2.1.12 Recycle

Users to come away with a sense of "you did it!" but, more deeply, the idea that the sustainability cycle feeds back into itself and does not stop. Sustainability means interlocking systems, and participation in nikeFIT is a loop rather than a linear progression. At this stage, the consumer is exposed to the entire lifecycle of a product—including the "afterlife" of reclaimed materials.  

2.1.8 Conclusion

Oikophilia—a natural and universal human impulse toward the love of the things that you own, the desire to keep these things beautiful and desirable—is the heart of nikeFIT. Huge advances in sustainability could be made if people were encouraged to build upon their current local attachments and expand those attachments. FIT expands all the concentric circles of oikophilic attachment: the physical body, the communal tribe, and the entire planet. 

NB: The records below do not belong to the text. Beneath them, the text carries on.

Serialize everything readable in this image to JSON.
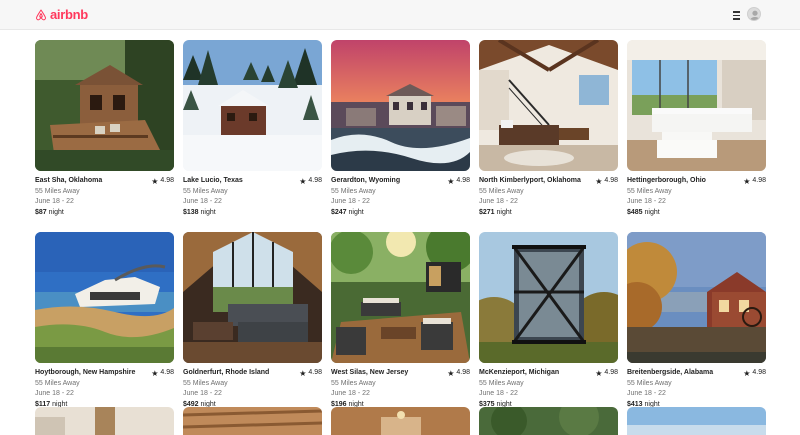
{
  "header": {
    "logo_text": "airbnb",
    "menu_icon": "hamburger-icon",
    "avatar_icon": "user-avatar-icon"
  },
  "colors": {
    "brand": "#ff385c",
    "subtext": "#717171"
  },
  "listings": [
    {
      "location": "East Sha, Oklahoma",
      "rating": "4.98",
      "distance": "55 Miles Away",
      "dates": "June 18 - 22",
      "price": "$87",
      "price_unit": "night"
    },
    {
      "location": "Lake Lucio, Texas",
      "rating": "4.98",
      "distance": "55 Miles Away",
      "dates": "June 18 - 22",
      "price": "$138",
      "price_unit": "night"
    },
    {
      "location": "Gerardton, Wyoming",
      "rating": "4.98",
      "distance": "55 Miles Away",
      "dates": "June 18 - 22",
      "price": "$247",
      "price_unit": "night"
    },
    {
      "location": "North Kimberlyport, Oklahoma",
      "rating": "4.98",
      "distance": "55 Miles Away",
      "dates": "June 18 - 22",
      "price": "$271",
      "price_unit": "night"
    },
    {
      "location": "Hettingerborough, Ohio",
      "rating": "4.98",
      "distance": "55 Miles Away",
      "dates": "June 18 - 22",
      "price": "$485",
      "price_unit": "night"
    },
    {
      "location": "Hoytborough, New Hampshire",
      "rating": "4.98",
      "distance": "55 Miles Away",
      "dates": "June 18 - 22",
      "price": "$117",
      "price_unit": "night"
    },
    {
      "location": "Goldnerfurt, Rhode Island",
      "rating": "4.98",
      "distance": "55 Miles Away",
      "dates": "June 18 - 22",
      "price": "$492",
      "price_unit": "night"
    },
    {
      "location": "West Silas, New Jersey",
      "rating": "4.98",
      "distance": "55 Miles Away",
      "dates": "June 18 - 22",
      "price": "$196",
      "price_unit": "night"
    },
    {
      "location": "McKenzieport, Michigan",
      "rating": "4.98",
      "distance": "55 Miles Away",
      "dates": "June 18 - 22",
      "price": "$375",
      "price_unit": "night"
    },
    {
      "location": "Breitenbergside, Alabama",
      "rating": "4.98",
      "distance": "55 Miles Away",
      "dates": "June 18 - 22",
      "price": "$413",
      "price_unit": "night"
    }
  ]
}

In part, oikophilia means an understanding of the physical materials in products and the lifecycle of these products. This gained deep knowledge and motivation about sustainable materials means educated consumers can shop across the apparel industry and support more sustainable choices.

But it also means "little platoons" of passionate individual contributors, who are informed in real time about the aggregate effect of their efforts, so that users can see the impact that the nikeFIT community is making toward sustainability efforts. 

Even more, a broad elevation in consumer consciousness and activism regarding materials sustainability, would, in turn, compel the global apparel industry toward prioritizing environmental sustainability.


Who will take these actions?

Individuals, local communities, national communities, and global communities. Motivated to take action or participate in coordinated efforts on local/ global scales that increase reclamation of materials and/or demand for sustainable materials.

Organizations. We imagine the potential for creative partnerships between Nike and environmentally focused NGOs and NPOs. These partnered organizations could issue challenges to the nikeFIT community while building awareness for larger environmental challenges. 

Where will these actions be taken?

Consumer education and interaction will take place over a digital platform but actions will occur in an individual’s familiar habitat (neighborhood, etc.) or within a larger regional designation. 

What are other key benefits?


  • Creates empowerment and motivation to actualize change at a small scale with potential to extend to broader communities.
  • Expands consumer awareness of materials and material value across the apparel industry.increases demand for materials with less environmental impact.
  • Develops consumers who understands full lifecycle of materials by learning about how Nike reclaims materials and gaining points every time they recycle their Nike apparel.
  • Broadens the Nike brand to encompass experiences rather than material goods only.

What are the proposal’s costs?

Nike has much of the necessary components upon which to build nikeFIT, however an investment in the development, marketing, and maintenance of the platform will be necessary.

Time line

Year 1-2: nikeFIT developed and launched and incorporates existing community of Nike+ and Nike Run Club (NRC) app users. Uses this community as a pilot.

Year 3-5: role out nikeFIT to online and retail store locations. Customers have the opportunity to join at POS.

Year 5 -10: nikeFIT is the premier athletic tech platform.

Related proposals


1)  Kirchain, Olivetti, Miller & Greene (2015). Sustainable Apparel Materials. Retrieved from

2)  Here's How Valuable The Wearables Business is to Nike. (2014, May 23). Retrieved April 16, 2016, from

3) Nike Fuel Lab Launches in San Francisco. (2014, April 10). Retrieved April 30, 2016, from

4) Morton, T. (2013). Hyperobjects: Philosophy and ecology after the end of the world. Minneapolis, MN: University of Minnesota Press.

5) Dano, R.  Health and Fitness Wearables: Affecting Healthy Behaviors, Moving beyond Fasion. Retrived from: